In a later scene, when Leah finally makes enough money to pay for Blue’s lawyer, she celebrates in a drug-induced three-way. The whole scene, which takes place in the bathroom of a club, is framed by blurred edges, keeping our vision tunneled and increasingly hazy.
We see a shot of Leah’s belly; suddenly she becomes a disjointed body and we see only pieces of her. This is the moment where she becomes material, almost animalistic. We only see her face again once she passes out due to an overdose.
In another scene, Leah is animal-like in the sense that she is helpless, victimized. After she meets with the lawyer, to discuss Blue’s case over dinner, he rapes her while she is passed out on the couch. Again, Leah is an expression of the body, this time not by her own free will.
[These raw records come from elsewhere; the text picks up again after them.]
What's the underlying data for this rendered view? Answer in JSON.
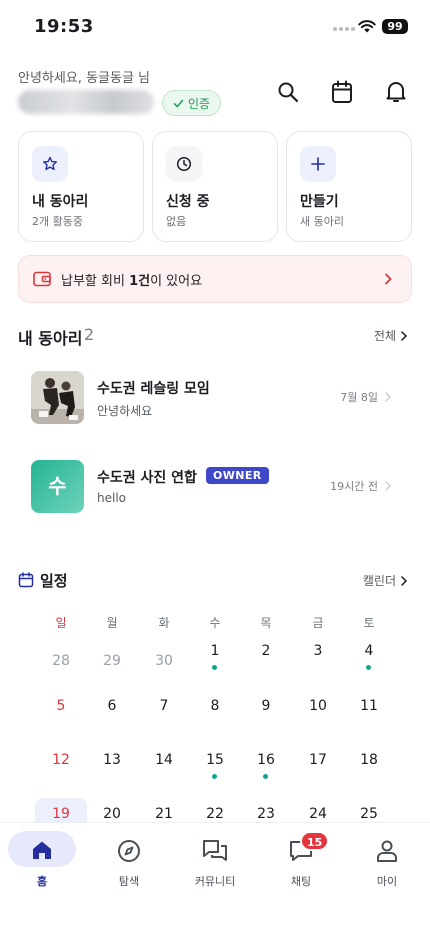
{
  "status_bar": {
    "time": "19:53",
    "battery": "99"
  },
  "header": {
    "greeting": "안녕하세요, 동글동글 님",
    "verified_label": "인증"
  },
  "quick_cards": [
    {
      "title": "내 동아리",
      "sub": "2개 활동중",
      "icon": "star-icon"
    },
    {
      "title": "신청 중",
      "sub": "없음",
      "icon": "clock-icon"
    },
    {
      "title": "만들기",
      "sub": "새 동아리",
      "icon": "plus-icon"
    }
  ],
  "dues_banner": {
    "prefix": "납부할 회비 ",
    "bold": "1건",
    "suffix": "이 있어요"
  },
  "my_clubs": {
    "title": "내 동아리",
    "count": "2",
    "see_all": "전체",
    "items": [
      {
        "name": "수도권 레슬링 모임",
        "message": "안녕하세요",
        "time": "7월 8일"
      },
      {
        "name": "수도권 사진 연합",
        "badge": "OWNER",
        "message": "hello",
        "time": "19시간 전",
        "avatar_letter": "수"
      }
    ]
  },
  "schedule": {
    "title": "일정",
    "calendar_link": "캘린더",
    "weekdays": [
      "일",
      "월",
      "화",
      "수",
      "목",
      "금",
      "토"
    ],
    "weeks": [
      [
        "28",
        "29",
        "30",
        "1",
        "2",
        "3",
        "4"
      ],
      [
        "5",
        "6",
        "7",
        "8",
        "9",
        "10",
        "11"
      ],
      [
        "12",
        "13",
        "14",
        "15",
        "16",
        "17",
        "18"
      ],
      [
        "19",
        "20",
        "21",
        "22",
        "23",
        "24",
        "25"
      ]
    ]
  },
  "tab_bar": {
    "tabs": [
      "홈",
      "탐색",
      "커뮤니티",
      "채팅",
      "마이"
    ],
    "chat_badge": "15"
  },
  "colors": {
    "accent": "#262fa0",
    "event_dot": "#12a58e",
    "sunday": "#d9363e",
    "badge": "#3f48c8"
  }
}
Feminist film critic, Linda Williams, describes a similar phenomenon in her essay, “Film Bodies.” According to Williams, who quotes fellow critic and film studies professor, Carol Clover, the “Body Genre” encompasses a type of film that “privileges the sensational.” One obvious example is pornography, where seeing a woman’s body in the throws of ecstasy is commonplace.
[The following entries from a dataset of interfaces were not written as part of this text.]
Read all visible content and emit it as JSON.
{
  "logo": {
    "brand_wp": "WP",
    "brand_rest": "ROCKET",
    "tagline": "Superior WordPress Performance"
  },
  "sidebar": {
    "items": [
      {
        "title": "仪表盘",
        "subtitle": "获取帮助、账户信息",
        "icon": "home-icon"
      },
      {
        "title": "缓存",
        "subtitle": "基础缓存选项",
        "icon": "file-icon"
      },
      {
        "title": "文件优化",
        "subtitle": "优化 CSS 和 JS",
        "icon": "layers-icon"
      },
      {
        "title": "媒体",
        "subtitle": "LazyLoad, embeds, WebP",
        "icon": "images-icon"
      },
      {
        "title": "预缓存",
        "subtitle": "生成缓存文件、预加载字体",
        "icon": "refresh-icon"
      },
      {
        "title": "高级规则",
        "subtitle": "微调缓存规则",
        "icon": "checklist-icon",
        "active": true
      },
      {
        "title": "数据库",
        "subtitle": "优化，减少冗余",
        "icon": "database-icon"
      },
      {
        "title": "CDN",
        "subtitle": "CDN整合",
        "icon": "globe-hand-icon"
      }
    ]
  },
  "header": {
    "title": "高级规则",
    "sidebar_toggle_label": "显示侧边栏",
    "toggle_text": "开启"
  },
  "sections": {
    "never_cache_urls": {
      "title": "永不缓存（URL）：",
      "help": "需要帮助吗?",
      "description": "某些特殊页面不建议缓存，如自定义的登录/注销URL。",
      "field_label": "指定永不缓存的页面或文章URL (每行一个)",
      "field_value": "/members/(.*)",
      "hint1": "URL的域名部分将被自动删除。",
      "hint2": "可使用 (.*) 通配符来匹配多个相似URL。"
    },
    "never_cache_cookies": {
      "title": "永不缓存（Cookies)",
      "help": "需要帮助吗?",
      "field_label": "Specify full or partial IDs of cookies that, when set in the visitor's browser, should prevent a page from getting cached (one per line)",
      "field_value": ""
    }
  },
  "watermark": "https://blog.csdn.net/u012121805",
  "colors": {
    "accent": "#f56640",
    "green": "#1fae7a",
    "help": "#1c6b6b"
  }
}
Williams also discusses the notion of excess in regards to body genres, stating how a female character in a body film will experience extreme pleasure, fear or pain at several points throughout the film. How the character embodies this excess, and how that emotion is consequentially felt in the bodies of the audience members, defines the body genre as well.
To call White Girl a body film is not to necessarily call it pornographic, although Leah and her body are pretty well exposed, to say the least. We see Leah move her body (while dancing at parties or night clubs and while having sex); we see her put substances into her body (i.e. coke) and we see her process emotions through her body (when she breaks down in front of her boss, and again with Blue’s attorney).
But as Leah becomes increasingly inebriated throughout the course of the film, her drug-induced emotional numbing transcribes into her physical body. She becomes less “sensational” and more stagnant. To me, this is the most gruesome part; watching her move from energetic to literally unconscious at points is pretty horrifying.
Overall, White Girl reflects the embodiment of societal and interpersonal dysfunction. And Leah’s expression of personal angst makes her a poster child of reversion to a pre-conscious state of being.
Leah gets trapped in the animalistic world of drugs and dancing, swept up in the whirlwind of being young in New York. She is a hedonistic woman driven by instinct and desire, whose choices whether conscious or unconscious, often come at a high price. Leah is neither victim nor perpetrator, but seems to fall somewhere in between.
Do you feel that Leah in White Girl accurately portrays what it means to be young and privileged today?
White Girl is available on Netflix.
Opinions expressed in our articles are those of the authors and not of the Film Inquiry magazine.